CORONA SEASON - Amalia and Friends25 May 2020 by Marc Taddei
Covid-19 has presented extraordinary challenges to all walks of life, and the physical, emotional and societal pain that it has inflicted is mind-boggling. Yesterday, the New York Times front page comprised a partial list of the now (in the United States) 100,000 dead, and its effect was profound. The pandemic affects us all, but the sobering reality of its most profound repercussion for hundreds of thousands of families breaks my heart.
I’m proud to live in a country whose leaders have chosen to approach the pandemic with reason, empathy, and action. The four-level alert system that has been introduced is clear and effective, It also allows for businesses and individuals a chance to adapt and plan for the future.
While all manner of businesses and basic human interaction have been impacted, the plight of the performing arts is particularly acute. Music, at its most pure (and meaningful), is a dialogue between the composer, performer and listener (interpreter of what is performed). Classical music is a particularly archaic expression of this dialogue, as it demands the meeting of a group in an acoustic venue, at a specific time. While I am impressed with live streaming, ZOOM videos, previously filmed concerts on line, and am myself an avid audiophile, none of these come close to the true experience of or even hint at the meaning of music. This is because at its best, the true meaning of music is found in the event itself – finding this meaning is not a passive endeavour, and in fact the meaning of the event comes from the interpretation of the listener in real time, always giving back to the musicians. It is not something that can be clicked away with a touchpad on a computer.
Thinking in terms a business paradigm, it is difficult to see how streaming can be monetised in any meaningful manner. It is clear that Spotify, Tidal, Qobuzz, et al, have changed the nature of recorded music as well. When Spotify pays the artist $0.00318 per stream, one can see the dilemma. I’m appalled by their new “tip jar” button, which is nothing more than an updated version of the open case a busker might put out on the street corner while playing to passersby.
The Met’s “Live in HD” series is an exception to this (or at least was an exception), in that it brought in roughly $17 – $18 million dollars annually (about 12% of the Met’s annual budget), but this was not because of streaming – it was because of the 2000 movie theatres that screen the performances. While a theatre-goer may lose the “live” feel (and consequently the ability to influence the actual performance through their presence), there are still residual similarities with an actual event (ie., it takes place at an appointed time, you need to – well you should – remain quiet for the sake of other’s appreciation, and if you leave the theatre, you can’t stop the performance mid-stream.
Our approach at Orchestra Wellington has been to consider what our responses to the various alert levels could be. In levels 4 and 3, no live music was possible, and so we chose to focus on our #PREPRECONCERT video series.

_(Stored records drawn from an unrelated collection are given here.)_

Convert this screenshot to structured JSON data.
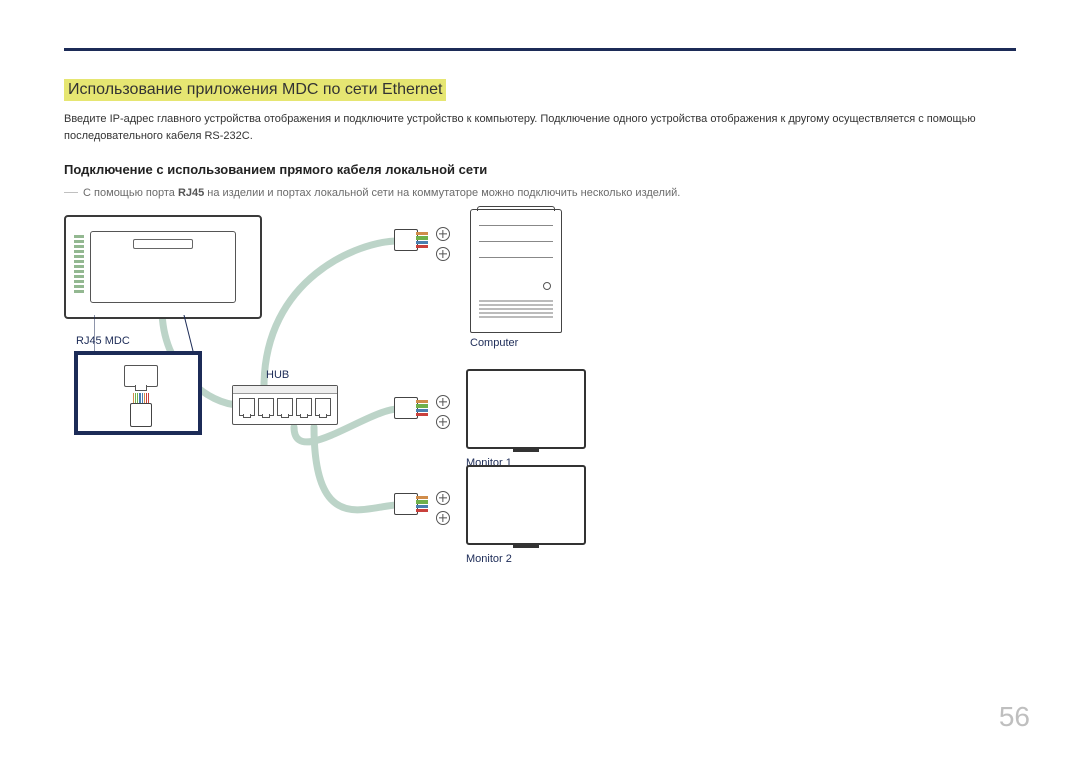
{
  "heading": "Использование приложения MDC по сети Ethernet",
  "intro": "Введите IP-адрес главного устройства отображения и подключите устройство к компьютеру. Подключение одного устройства отображения к другому осуществляется с помощью последовательного кабеля RS-232C.",
  "subheading": "Подключение с использованием прямого кабеля локальной сети",
  "note_prefix": "―",
  "note_text_before_bold": " С помощью порта ",
  "note_bold": "RJ45",
  "note_text_after_bold": " на изделии и портах локальной сети на коммутаторе можно подключить несколько изделий.",
  "labels": {
    "rj45": "RJ45 MDC",
    "hub": "HUB",
    "computer": "Computer",
    "monitor1": "Monitor 1",
    "monitor2": "Monitor 2"
  },
  "page_number": "56"
}
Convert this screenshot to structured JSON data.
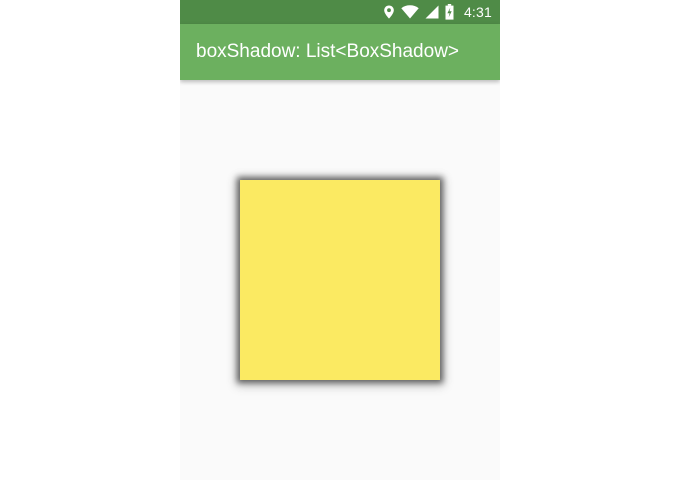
{
  "status_bar": {
    "time": "4:31",
    "icons": [
      "location-icon",
      "wifi-icon",
      "signal-icon",
      "battery-charging-icon"
    ]
  },
  "app_bar": {
    "title": "boxShadow: List<BoxShadow>"
  },
  "colors": {
    "status_bar": "#4f8b47",
    "app_bar": "#6cb05f",
    "background": "#fafafa",
    "box": "#fbea62"
  }
}
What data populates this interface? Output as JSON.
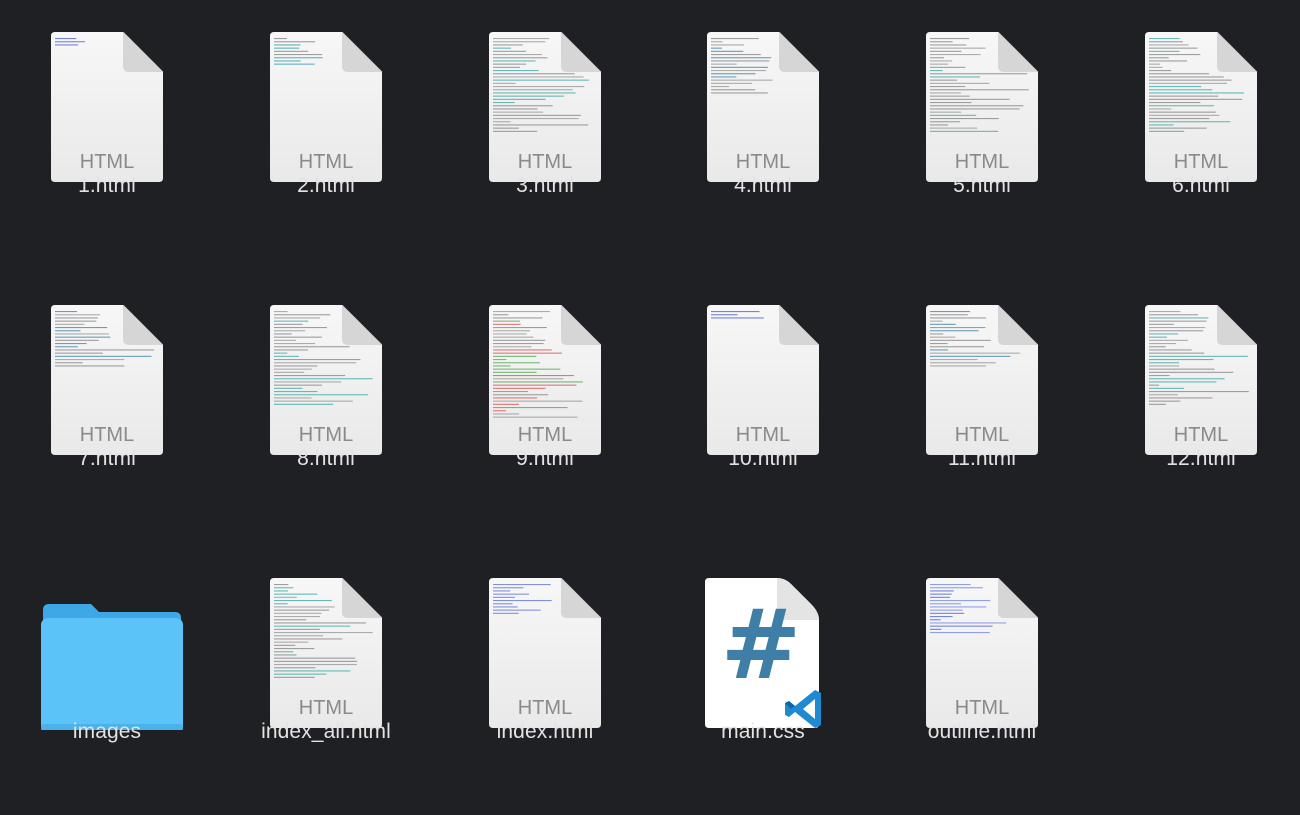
{
  "window": {
    "background": "#1f2023"
  },
  "files": [
    {
      "name": "1.html",
      "kind": "html",
      "badge": "HTML",
      "icon": "html-document-icon",
      "preview": "sparse"
    },
    {
      "name": "2.html",
      "kind": "html",
      "badge": "HTML",
      "icon": "html-document-icon",
      "preview": "short"
    },
    {
      "name": "3.html",
      "kind": "html",
      "badge": "HTML",
      "icon": "html-document-icon",
      "preview": "dense"
    },
    {
      "name": "4.html",
      "kind": "html",
      "badge": "HTML",
      "icon": "html-document-icon",
      "preview": "medium"
    },
    {
      "name": "5.html",
      "kind": "html",
      "badge": "HTML",
      "icon": "html-document-icon",
      "preview": "dense"
    },
    {
      "name": "6.html",
      "kind": "html",
      "badge": "HTML",
      "icon": "html-document-icon",
      "preview": "dense"
    },
    {
      "name": "7.html",
      "kind": "html",
      "badge": "HTML",
      "icon": "html-document-icon",
      "preview": "medium"
    },
    {
      "name": "8.html",
      "kind": "html",
      "badge": "HTML",
      "icon": "html-document-icon",
      "preview": "dense"
    },
    {
      "name": "9.html",
      "kind": "html",
      "badge": "HTML",
      "icon": "html-document-icon",
      "preview": "colorful"
    },
    {
      "name": "10.html",
      "kind": "html",
      "badge": "HTML",
      "icon": "html-document-icon",
      "preview": "sparse"
    },
    {
      "name": "11.html",
      "kind": "html",
      "badge": "HTML",
      "icon": "html-document-icon",
      "preview": "medium"
    },
    {
      "name": "12.html",
      "kind": "html",
      "badge": "HTML",
      "icon": "html-document-icon",
      "preview": "dense"
    },
    {
      "name": "images",
      "kind": "folder",
      "badge": "",
      "icon": "folder-icon",
      "preview": "none"
    },
    {
      "name": "index_all.html",
      "kind": "html",
      "badge": "HTML",
      "icon": "html-document-icon",
      "preview": "dense"
    },
    {
      "name": "index.html",
      "kind": "html",
      "badge": "HTML",
      "icon": "html-document-icon",
      "preview": "links"
    },
    {
      "name": "main.css",
      "kind": "css",
      "badge": "",
      "icon": "css-file-vscode-icon",
      "preview": "none"
    },
    {
      "name": "outline.html",
      "kind": "html",
      "badge": "HTML",
      "icon": "html-document-icon",
      "preview": "outline"
    }
  ],
  "colors": {
    "label_text": "#e3e3e3",
    "folder_blue": "#5bc3f7",
    "css_hash": "#3f7ea6",
    "vscode_blue": "#1f8ad2"
  }
}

We felt that this series would help further strengthen the bond that we have with our extended OW “family”. They are also factual and a real dialogue that happens in real time.
Level 2 and 1 regulations open up the opportunity to perform music again, so during the lockdown, we have been busy planning season programmes that satisfy health requirements, and the absolute necessity for music to be performed in front of a live audience in complete safety. It has been a satisfying thought experiment, and I have devised close to ten different season programmes that would respond to various scenarios that we may face moving forward.
I am proud to announce that Orchestra Wellington is presenting what may be the first Corona “Season” by any orchestra in the world, starting in early June! Under the current Level 2 regulations, we are allowed to hold concerts of up to 100 people. There are basic economic imperatives around producing live orchestral music, but we were able to come up with a strategy that achieves budget, and allows for multiple performances of each programme.
Artistically, this short season (which does not replace our postponed main season) has a very clear focus, and as such it offers a attractive way in to our audience, telling a wonderful story around the Mozart violin concertos and the three city-titled symphonies. Playing to our strengths, we feature our concertmaster, Amalia Hall, as soloist and leader, and our wonderful, adaptive, and resilient musicians.
These multiple concerts will afford Amalia a chance to work with the string section in particular over an extended time period, and in a very meaningful manner, as the true meaning of music exists at one time, in one place, in front of a discerning audience. An important factor for me is the fact that the orchestra will be together for the first time in two months, and thus will set us up for our planned first concert of the postponed “Great Romantic” season in July!
Musicians must be, by their very nature, lateral, expressive, proactive, and reactive in their thinking. It makes sense that these qualities should be brought to bear in terms of programming for organisations.
I look forward to the upcoming Amalia and Friends Mozart Season, and even more so to the resumption of our Great Romantic Season later this year! However, if circumstances change in the future, I guarantee that we have a slew of responses that will keep Orchestra Wellington playing for you. #YourOrchestraWellington #PlayingFor You